He blamed it on his GPS. Apparently it said he had reached his destination.
Any Optima in a storm, don't ya know.
He said, "It looked black to me".
"It was an accident." And he lowered my car back to the ground, and I pointed my arm toward 904 (insert street name). It's within a hailstone's throw away from us.
I was concerned that he had damaged the car - you shouldn't drag a front-wheel-drive car like that (it could damage the transmission). As if the $5K damage estimate wasn't enough for the day...there was no way that I was going to go through the estimation process twice in the same day.
Marcia had pen and paper in hand and I wrote down the company name that was on the truck, and recorded the license plate number.
I was PISSED.

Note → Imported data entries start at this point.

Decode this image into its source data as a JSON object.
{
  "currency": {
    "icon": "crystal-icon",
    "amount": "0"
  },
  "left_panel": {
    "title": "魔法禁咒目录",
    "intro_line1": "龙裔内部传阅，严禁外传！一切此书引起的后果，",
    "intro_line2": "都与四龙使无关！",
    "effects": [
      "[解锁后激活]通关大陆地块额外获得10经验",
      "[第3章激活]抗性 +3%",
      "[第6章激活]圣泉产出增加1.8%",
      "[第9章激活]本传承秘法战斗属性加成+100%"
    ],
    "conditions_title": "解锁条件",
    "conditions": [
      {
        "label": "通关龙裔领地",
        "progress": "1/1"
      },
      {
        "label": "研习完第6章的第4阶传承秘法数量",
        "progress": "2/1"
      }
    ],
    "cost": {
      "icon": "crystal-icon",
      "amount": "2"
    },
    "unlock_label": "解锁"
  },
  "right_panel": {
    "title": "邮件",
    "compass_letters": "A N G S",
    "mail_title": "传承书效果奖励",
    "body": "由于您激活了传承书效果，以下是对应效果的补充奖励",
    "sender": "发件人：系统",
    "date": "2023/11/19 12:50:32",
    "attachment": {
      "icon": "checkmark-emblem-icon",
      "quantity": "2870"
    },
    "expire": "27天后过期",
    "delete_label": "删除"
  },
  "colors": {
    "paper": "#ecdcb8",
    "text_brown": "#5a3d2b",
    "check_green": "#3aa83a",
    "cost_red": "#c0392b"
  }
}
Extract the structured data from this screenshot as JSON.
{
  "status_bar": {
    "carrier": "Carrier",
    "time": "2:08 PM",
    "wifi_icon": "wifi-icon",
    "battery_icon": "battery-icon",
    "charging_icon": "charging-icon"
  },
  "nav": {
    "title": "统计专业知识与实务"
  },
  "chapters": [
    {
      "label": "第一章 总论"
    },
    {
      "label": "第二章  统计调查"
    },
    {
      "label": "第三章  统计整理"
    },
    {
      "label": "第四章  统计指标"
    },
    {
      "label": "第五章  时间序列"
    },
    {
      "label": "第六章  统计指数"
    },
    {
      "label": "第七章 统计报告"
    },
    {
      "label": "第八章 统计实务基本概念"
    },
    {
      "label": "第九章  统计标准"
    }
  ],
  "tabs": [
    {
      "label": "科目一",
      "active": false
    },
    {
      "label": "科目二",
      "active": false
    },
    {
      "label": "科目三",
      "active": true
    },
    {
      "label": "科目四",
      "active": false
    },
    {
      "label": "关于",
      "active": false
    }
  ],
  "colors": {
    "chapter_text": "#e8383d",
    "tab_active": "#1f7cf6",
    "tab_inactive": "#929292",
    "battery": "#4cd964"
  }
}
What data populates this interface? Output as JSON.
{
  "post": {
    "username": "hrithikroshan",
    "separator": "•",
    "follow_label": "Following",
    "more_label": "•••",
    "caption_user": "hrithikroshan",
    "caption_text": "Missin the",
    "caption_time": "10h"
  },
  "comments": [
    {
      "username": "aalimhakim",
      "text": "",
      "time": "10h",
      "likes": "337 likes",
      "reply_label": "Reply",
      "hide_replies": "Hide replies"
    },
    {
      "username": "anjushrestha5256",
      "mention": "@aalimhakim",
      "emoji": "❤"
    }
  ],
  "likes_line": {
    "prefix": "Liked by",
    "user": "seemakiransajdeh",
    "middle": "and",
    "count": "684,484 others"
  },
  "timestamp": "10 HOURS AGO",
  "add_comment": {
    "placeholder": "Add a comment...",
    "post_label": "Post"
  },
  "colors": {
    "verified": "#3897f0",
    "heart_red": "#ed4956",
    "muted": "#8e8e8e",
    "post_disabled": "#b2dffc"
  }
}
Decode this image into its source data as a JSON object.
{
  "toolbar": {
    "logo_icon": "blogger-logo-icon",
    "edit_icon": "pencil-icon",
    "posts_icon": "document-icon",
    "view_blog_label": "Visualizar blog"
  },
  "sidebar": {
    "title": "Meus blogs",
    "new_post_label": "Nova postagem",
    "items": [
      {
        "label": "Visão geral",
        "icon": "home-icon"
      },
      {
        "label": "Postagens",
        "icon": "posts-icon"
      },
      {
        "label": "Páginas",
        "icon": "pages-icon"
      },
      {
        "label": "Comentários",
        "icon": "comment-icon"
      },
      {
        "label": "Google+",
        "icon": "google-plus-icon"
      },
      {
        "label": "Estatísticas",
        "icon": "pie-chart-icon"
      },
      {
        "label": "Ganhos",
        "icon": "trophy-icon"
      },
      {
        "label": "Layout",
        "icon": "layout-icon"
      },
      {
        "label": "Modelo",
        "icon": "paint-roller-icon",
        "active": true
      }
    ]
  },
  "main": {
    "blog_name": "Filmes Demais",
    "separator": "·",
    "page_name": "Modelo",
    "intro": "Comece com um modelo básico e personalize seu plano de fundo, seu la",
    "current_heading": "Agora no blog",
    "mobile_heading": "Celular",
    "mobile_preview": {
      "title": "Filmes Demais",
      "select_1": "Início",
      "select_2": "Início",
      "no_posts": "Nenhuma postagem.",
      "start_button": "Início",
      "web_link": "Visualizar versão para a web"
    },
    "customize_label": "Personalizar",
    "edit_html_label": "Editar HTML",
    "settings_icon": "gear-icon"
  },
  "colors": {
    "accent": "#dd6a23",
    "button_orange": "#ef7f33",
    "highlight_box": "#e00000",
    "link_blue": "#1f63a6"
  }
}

The men in the neighborhood (who had been outside) all came to my defense, and started talking, then yelling, at him. Their statements indicated that the man had consistently scored on the low end of IQ tests.
When my heart returned to my chest, I told him that it was no accident.
"You purposely backed up to my car, you purposely got out of your truck and pushed the lever to lower your towing equipment and lifted my car into the air. You never verified the address or the year, or even the color, of my car. You assumed that my Optima was the one you wanted. Shame on you."
I was upset. I was loud.
He retreated to his truck (big sissy). I had to badger him to get him to hand over a business card.
The men continued to harass him, and they convinced him to give me a proper apology. When that feat was accomplished, a handshake was exchanged between the driver and the most vocal man/defender.
The tow truck driver then headed in the proper direction and retrieved the correct vehicle.
And I waited until I had calmed down a bit before calling the office number on his card and leaving a quasi-cranky phone message.
Showing great restraint, I did not curse. I did not yell.
Part of me wishes he HAD taken my car, so he could have cooled his heels in a cell for a while.
The police here are just so darned hospitable, don't ya know.
How was YOUR day?